Invisible Fences

Greetings.  Ever wonder about invisible fences?  Those marvels of science and technology that magically keep the family dog from racing into the street to chase a car or a cat, or simply to mark his or her territory.  It turns out they're all around us, protecting more than one million pets from their innate desire to do something stupid and potentially life threatening.  And yet we rarely notice them.  Unless, of course, we see one of those oddly amusing signs in the neighborhood that says: "Invisible Fence."  I guess that no one has figured out how to create an invisible sign yet.  Sounds like a pretty cool assignment for a summer intern.  

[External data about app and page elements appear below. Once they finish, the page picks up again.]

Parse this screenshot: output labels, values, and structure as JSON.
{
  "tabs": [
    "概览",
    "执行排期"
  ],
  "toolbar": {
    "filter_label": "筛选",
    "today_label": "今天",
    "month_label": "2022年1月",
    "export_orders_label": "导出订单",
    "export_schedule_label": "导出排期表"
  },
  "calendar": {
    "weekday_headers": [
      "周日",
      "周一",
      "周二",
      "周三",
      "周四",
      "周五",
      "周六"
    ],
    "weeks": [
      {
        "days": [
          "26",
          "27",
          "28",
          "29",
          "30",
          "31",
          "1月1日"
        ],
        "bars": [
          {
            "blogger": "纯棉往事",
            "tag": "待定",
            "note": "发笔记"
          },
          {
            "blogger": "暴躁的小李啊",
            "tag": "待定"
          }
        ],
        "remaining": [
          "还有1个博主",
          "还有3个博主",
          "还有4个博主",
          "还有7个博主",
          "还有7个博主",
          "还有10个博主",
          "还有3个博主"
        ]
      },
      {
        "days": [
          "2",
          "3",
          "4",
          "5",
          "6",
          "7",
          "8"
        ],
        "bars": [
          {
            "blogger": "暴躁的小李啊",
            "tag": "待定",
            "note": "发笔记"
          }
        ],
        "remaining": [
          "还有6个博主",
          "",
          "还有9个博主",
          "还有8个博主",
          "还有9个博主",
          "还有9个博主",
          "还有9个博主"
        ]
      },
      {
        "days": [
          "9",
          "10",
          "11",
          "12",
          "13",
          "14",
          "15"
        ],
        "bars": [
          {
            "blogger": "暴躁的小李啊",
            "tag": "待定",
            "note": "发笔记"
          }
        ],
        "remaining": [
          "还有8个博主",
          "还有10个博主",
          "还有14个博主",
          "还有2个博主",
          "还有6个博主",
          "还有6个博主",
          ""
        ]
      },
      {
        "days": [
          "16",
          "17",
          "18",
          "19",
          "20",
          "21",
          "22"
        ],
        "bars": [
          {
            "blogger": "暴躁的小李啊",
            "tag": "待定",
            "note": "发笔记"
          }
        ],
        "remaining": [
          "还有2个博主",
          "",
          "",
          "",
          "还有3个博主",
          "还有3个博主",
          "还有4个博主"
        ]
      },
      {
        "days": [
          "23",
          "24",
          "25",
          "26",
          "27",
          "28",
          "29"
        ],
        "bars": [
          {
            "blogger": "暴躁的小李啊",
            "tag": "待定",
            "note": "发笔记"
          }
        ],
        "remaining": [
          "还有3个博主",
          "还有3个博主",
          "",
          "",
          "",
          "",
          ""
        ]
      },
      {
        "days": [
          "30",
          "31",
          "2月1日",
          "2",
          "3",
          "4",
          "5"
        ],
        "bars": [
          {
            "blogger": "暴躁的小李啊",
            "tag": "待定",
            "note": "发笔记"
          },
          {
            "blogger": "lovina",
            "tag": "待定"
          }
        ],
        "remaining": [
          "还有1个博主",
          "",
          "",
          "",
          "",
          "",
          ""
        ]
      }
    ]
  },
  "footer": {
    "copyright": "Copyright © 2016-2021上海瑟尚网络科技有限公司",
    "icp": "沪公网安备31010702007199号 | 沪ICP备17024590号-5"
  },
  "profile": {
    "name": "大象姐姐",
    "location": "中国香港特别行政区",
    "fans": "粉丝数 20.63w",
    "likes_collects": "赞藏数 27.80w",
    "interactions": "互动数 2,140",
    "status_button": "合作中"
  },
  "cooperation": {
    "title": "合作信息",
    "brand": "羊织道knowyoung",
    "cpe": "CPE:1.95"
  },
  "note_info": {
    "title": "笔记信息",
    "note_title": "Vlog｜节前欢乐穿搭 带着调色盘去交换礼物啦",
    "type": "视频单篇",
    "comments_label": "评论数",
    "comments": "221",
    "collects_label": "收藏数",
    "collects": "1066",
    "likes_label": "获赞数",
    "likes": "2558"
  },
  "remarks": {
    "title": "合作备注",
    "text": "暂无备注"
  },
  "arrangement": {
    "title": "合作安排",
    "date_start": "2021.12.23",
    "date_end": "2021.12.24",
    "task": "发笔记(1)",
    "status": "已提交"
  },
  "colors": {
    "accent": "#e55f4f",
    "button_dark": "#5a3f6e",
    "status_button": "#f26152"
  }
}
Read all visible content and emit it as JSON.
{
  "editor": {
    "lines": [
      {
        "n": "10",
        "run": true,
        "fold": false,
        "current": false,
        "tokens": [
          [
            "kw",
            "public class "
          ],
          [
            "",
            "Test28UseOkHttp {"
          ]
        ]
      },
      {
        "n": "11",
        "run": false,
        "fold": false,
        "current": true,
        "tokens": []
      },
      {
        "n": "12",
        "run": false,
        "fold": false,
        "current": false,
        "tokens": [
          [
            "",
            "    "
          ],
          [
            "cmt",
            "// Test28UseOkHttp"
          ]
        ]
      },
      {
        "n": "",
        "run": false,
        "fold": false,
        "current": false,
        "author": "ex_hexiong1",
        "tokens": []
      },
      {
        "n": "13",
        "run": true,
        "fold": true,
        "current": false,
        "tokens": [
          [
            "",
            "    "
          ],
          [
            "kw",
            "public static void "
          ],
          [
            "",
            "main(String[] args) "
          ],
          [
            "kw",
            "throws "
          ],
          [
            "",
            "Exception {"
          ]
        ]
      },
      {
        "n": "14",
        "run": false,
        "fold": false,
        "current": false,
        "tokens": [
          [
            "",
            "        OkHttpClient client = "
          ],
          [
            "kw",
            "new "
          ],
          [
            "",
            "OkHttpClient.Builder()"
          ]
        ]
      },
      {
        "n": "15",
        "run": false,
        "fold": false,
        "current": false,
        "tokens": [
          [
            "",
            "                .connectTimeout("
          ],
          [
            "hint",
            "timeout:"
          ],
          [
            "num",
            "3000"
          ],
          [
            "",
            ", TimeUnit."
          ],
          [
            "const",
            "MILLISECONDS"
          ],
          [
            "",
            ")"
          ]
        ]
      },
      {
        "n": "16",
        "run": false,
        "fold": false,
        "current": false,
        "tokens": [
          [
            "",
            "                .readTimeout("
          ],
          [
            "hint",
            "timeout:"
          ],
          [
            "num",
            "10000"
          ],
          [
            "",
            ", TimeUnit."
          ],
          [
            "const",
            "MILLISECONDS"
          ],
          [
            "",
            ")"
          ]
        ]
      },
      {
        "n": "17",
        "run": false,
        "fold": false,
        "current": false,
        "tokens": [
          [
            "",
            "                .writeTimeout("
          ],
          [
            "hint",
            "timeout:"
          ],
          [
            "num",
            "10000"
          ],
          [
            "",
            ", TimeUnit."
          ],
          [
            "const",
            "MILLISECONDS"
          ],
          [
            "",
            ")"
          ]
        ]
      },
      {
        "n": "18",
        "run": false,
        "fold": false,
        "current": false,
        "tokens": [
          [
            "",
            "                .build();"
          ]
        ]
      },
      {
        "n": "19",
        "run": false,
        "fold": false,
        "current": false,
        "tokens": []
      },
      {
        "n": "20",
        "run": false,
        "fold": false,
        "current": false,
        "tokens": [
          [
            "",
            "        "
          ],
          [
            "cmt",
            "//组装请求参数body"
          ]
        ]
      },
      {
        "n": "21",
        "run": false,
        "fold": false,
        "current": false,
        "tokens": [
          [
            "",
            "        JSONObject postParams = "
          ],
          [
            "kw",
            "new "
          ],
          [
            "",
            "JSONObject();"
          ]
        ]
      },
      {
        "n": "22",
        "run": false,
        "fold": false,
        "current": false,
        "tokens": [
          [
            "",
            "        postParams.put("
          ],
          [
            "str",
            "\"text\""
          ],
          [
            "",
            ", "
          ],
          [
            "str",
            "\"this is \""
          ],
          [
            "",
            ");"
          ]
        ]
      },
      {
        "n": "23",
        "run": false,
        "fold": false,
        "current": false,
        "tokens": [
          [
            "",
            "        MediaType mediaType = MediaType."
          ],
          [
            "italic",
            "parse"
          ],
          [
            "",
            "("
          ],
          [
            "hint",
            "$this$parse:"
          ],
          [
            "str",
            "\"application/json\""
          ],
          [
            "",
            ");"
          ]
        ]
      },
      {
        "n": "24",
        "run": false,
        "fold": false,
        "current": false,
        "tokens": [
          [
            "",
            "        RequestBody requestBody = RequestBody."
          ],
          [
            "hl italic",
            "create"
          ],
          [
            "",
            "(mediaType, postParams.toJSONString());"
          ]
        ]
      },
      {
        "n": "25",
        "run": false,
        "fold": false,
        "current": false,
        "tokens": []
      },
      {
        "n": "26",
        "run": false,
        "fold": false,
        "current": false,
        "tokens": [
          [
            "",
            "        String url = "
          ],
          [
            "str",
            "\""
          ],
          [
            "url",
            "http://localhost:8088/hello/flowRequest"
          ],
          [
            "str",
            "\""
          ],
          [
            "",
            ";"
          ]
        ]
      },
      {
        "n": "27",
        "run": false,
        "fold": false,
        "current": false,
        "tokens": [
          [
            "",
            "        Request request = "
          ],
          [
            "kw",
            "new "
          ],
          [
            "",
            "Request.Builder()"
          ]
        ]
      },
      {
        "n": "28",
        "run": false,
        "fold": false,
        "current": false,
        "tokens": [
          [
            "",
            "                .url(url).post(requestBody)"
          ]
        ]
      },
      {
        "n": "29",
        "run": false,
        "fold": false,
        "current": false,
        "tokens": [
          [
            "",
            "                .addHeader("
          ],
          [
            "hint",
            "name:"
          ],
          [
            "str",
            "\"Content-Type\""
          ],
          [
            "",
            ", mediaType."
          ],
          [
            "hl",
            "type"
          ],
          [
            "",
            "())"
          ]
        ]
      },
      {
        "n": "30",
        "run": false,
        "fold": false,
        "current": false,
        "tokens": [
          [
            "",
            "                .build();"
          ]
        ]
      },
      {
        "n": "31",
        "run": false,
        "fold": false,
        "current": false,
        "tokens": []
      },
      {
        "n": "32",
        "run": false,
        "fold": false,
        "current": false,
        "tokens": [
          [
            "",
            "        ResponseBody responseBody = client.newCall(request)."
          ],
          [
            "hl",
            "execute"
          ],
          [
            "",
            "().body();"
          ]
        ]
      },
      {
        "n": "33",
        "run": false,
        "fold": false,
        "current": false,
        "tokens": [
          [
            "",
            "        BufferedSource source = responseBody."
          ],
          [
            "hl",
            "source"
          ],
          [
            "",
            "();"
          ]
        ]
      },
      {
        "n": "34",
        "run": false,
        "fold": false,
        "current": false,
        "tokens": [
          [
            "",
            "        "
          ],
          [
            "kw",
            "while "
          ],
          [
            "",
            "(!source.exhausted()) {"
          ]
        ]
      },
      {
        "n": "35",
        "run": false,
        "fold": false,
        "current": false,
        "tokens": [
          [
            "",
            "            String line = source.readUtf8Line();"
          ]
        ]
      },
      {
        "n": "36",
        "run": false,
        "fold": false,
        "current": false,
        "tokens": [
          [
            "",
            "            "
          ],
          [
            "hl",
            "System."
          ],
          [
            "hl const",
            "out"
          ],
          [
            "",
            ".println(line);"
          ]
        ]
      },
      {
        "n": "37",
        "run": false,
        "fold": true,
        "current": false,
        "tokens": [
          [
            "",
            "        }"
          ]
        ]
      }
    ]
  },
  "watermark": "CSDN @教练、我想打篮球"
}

But why would I write about "invisible fences" in a blog on unlocking genius and delivering compelling value?  Is it because I've found–in more than twenty years of consulting–that they are such an integral part of so many leading companies and organizations, protecting us from our innate desire to do something brilliant?  Is it because they're all around us in…
  • The history of how we've always done things.  
  • The way we frame and evaluate problems and opportunities.  
  • The way we think about our customers and their needs.  
  • The way we find and share information.  
  • The way we develop plans and budgets. 
  • The way we set goals and attempt to meet them. 
  • The way we handle new and different ideas. 
  • The way we provide incentives for performance. 
  • The way we hire and orient new people who are, all too often, just like us. 
  • The way we lead and are led. 
It turns out that these invisible fences are our biggest obstacles to real genius and greater success.  And, our biggest obstacles to delivering more compelling value to those we have the privilege to serve.  Yet just like the family dog, far too many of us have been conditioned to avoid them out of fear that we might get ZAPPED.  

Invisible Fence

Maybe its time to put a sign in your workplace that says: "Beware of the Presence of Invisible Fences."  Its time to run out in the street in search of new ideas and possibilities.